School Cuts: Ipswich hit hardest as school funding cuts felt across Suffolk

Figures obtained by the Labour Group on Suffolk County Council have revealed that Ipswich will be hit the hardest as Suffolk schools face damaging real-term budget cuts.

The information has come to light after analysis of the website Schools Cuts, a tool which looks to help people understand where education cuts are likely to take place and the implications for the schools their children attend.

It shows that Ipswich will be hit disproportionately by the proposed funding formula, with all but four schools in the constituency suffering from real-term budget cuts. The town is facing average reductions of £180 per pupil, which, according to School Cuts, will amount to a staggering £2.7 million being cut from Ipswich schools – the equivalent of around 75 teachers. This figure rises to above £3 million when schools in North West Ipswich, part of Central Suffolk and North Ipswich constituency, are added.

Chantry Academy and Ipswich Academy are facing the biggest cumulative budget losses for any school in Suffolk – over £300,000 each – whilst eight out of the top ten worst affected primary schools in the county are also based in Ipswich.

Every constituency in Suffolk is set to receive a real-term funding cut, with schools in Waveney and Bury St Edmunds losing £1.8 million and £1.2 million respectively.

Waveney is set to lose an average £138 per pupil, with nearly 80% of schools affected. Northfield St Nicholas Primary Academy, St Margaret’s Primary Academy and Sir John Leman High School are just some of the schools who stand to have more than £100,000 cut from their budget – Ormiston Denes Academy will lose nearly £300,000 and is one of most badly affected schools in the county.

70% of schools in Bury St Edmunds are facing cuts, with the constituency facing average reductions of £87 per pupil.

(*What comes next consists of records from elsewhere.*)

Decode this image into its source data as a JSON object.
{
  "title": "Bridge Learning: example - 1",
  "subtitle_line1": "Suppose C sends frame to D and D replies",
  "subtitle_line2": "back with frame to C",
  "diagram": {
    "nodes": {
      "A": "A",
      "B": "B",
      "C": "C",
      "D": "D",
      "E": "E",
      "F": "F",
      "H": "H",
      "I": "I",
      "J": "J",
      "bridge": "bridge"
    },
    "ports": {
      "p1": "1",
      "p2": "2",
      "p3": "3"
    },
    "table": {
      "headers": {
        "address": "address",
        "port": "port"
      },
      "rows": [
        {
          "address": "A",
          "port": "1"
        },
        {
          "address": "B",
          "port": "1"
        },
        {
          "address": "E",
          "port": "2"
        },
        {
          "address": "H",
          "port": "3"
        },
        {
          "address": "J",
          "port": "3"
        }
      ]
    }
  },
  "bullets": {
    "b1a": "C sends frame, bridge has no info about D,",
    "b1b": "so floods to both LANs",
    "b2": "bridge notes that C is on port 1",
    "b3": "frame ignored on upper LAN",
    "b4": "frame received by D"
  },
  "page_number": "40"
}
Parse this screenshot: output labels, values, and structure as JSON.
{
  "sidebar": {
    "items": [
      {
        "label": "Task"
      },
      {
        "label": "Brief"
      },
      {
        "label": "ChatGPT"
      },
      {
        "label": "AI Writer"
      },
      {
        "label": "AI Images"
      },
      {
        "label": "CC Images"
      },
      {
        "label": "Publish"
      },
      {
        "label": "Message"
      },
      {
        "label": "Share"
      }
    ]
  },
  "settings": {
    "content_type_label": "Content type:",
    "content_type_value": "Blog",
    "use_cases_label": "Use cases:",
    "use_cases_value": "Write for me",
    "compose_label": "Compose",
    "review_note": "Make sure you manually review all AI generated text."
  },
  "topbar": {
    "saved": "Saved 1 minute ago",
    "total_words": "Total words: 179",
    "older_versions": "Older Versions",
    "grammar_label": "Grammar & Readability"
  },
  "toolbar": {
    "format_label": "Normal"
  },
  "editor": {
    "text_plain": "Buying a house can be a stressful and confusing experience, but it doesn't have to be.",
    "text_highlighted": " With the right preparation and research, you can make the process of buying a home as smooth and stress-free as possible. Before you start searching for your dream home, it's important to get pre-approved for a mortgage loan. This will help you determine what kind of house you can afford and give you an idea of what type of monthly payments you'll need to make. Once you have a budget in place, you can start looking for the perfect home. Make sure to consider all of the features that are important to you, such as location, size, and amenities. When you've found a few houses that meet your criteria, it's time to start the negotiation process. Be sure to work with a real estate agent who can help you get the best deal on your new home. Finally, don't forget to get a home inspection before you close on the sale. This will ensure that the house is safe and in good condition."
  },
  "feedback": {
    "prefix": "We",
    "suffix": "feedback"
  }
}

Abbots Green will suffer the biggest cumulative budget loss for any primary school in Suffolk – nearly £170,000 – whilst three out of the top seven worst affected high schools in the county are also based in Bury St Edmunds.

Further analysis for each constituency will be released shortly.

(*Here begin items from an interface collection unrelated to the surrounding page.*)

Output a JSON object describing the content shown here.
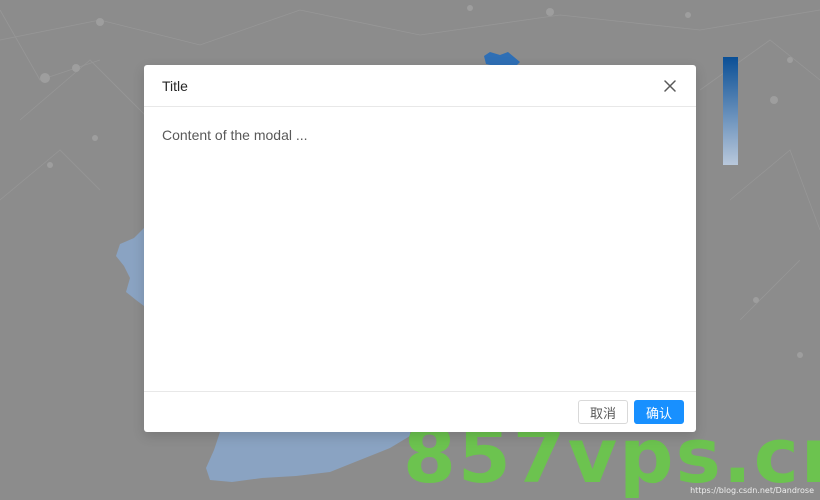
{
  "modal": {
    "title": "Title",
    "content": "Content of the modal ...",
    "cancel_label": "取消",
    "ok_label": "确认"
  },
  "watermark": {
    "text": "857vps.cn",
    "credit": "https://blog.csdn.net/Dandrose"
  },
  "colors": {
    "overlay": "#8c8c8c",
    "primary": "#1890ff",
    "map_fill": "#8aa3c2",
    "legend_top": "#0a4f96",
    "legend_bottom": "#b9c8db"
  }
}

Labour’s Education spokesperson on Suffolk County Council is calling on the Conservative-led administration, as well as Suffolk’s MPs, to do more in demanding that schools in Ipswich and Suffolk are given an improved funding package.

Cllr Jack Abbott said that; “The Conservative government will say that they have increased funding for education, but this is not enough to cover a reduction in per pupil funding and inflationary pressures. The reality is, our education system here in Suffolk is already underfunded and is facing further real-term cuts.

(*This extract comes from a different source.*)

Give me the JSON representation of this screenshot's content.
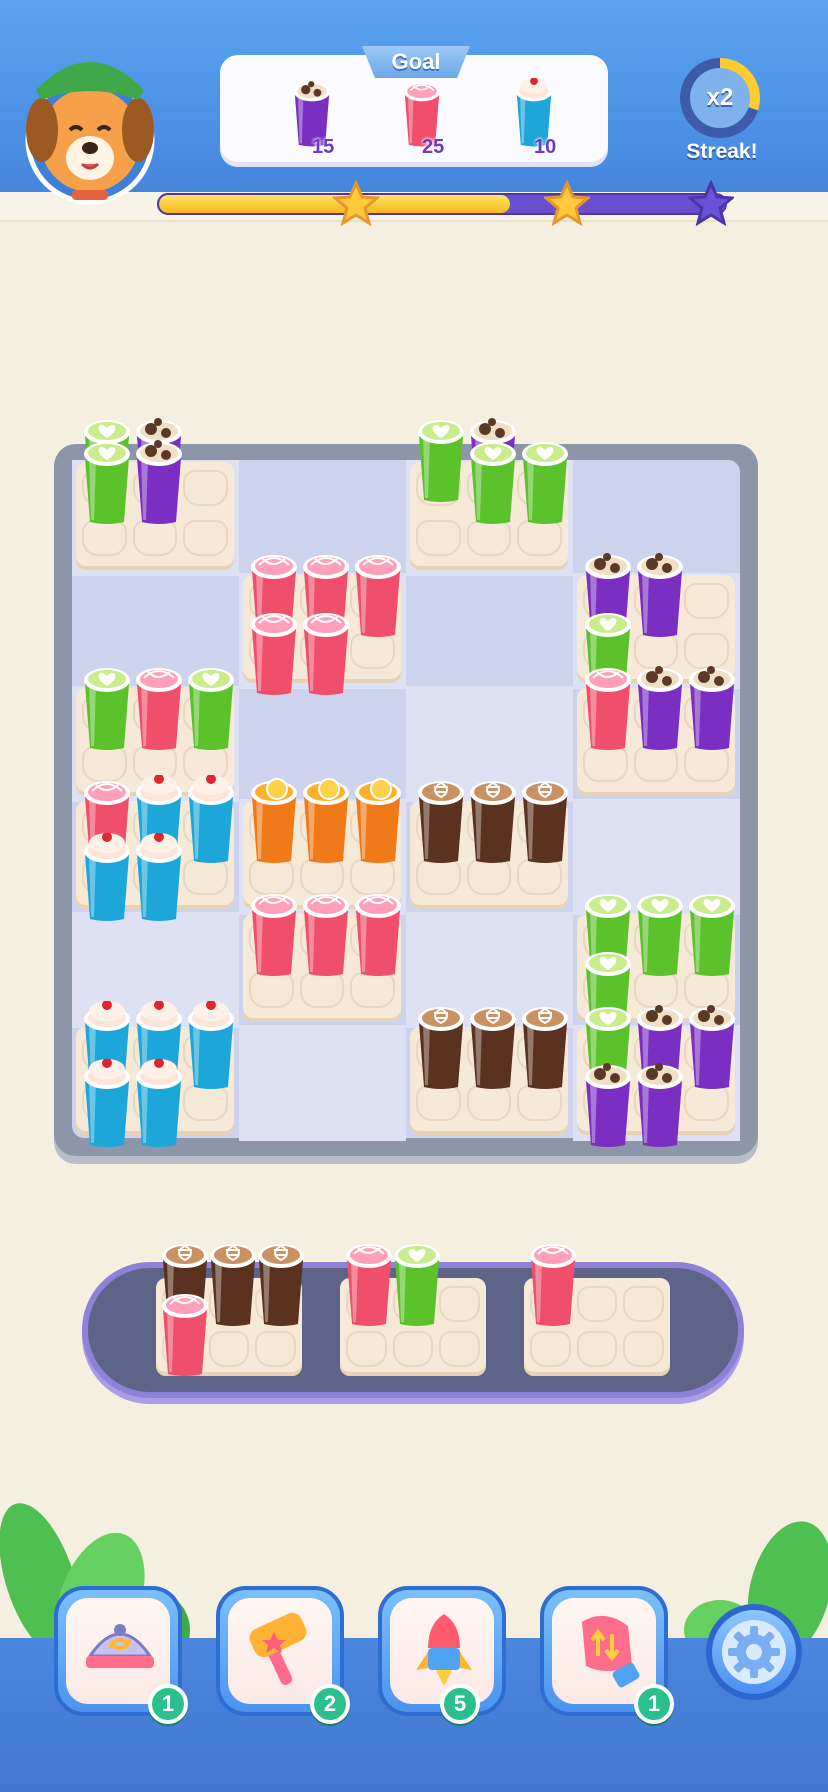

“Suffolk, and in particular Ipswich, has been given an inadequate level of funding which will do long-term damage to the educational outcomes of our children. It is time that our MPs and the Tories running Suffolk County Council stood up to their government to demand proper funding for our schools. Suffolk desperately needs a better deal.”

According to the School Cuts website, Suffolk schools could be hit with a £7.8 million funding decrease by 2020, with 193 out of the county’s 276 schools facing cuts.

The School Cuts website can be found at

Leave a Reply

Fill in your details below or click an icon to log in: Logo

You are commenting using your account. Log Out /  Change )

Google photo

You are commenting using your Google account. Log Out /  Change )

Twitter picture

You are commenting using your Twitter account. Log Out /  Change )

Facebook photo

You are commenting using your Facebook account. Log Out /  Change )

Connecting to %s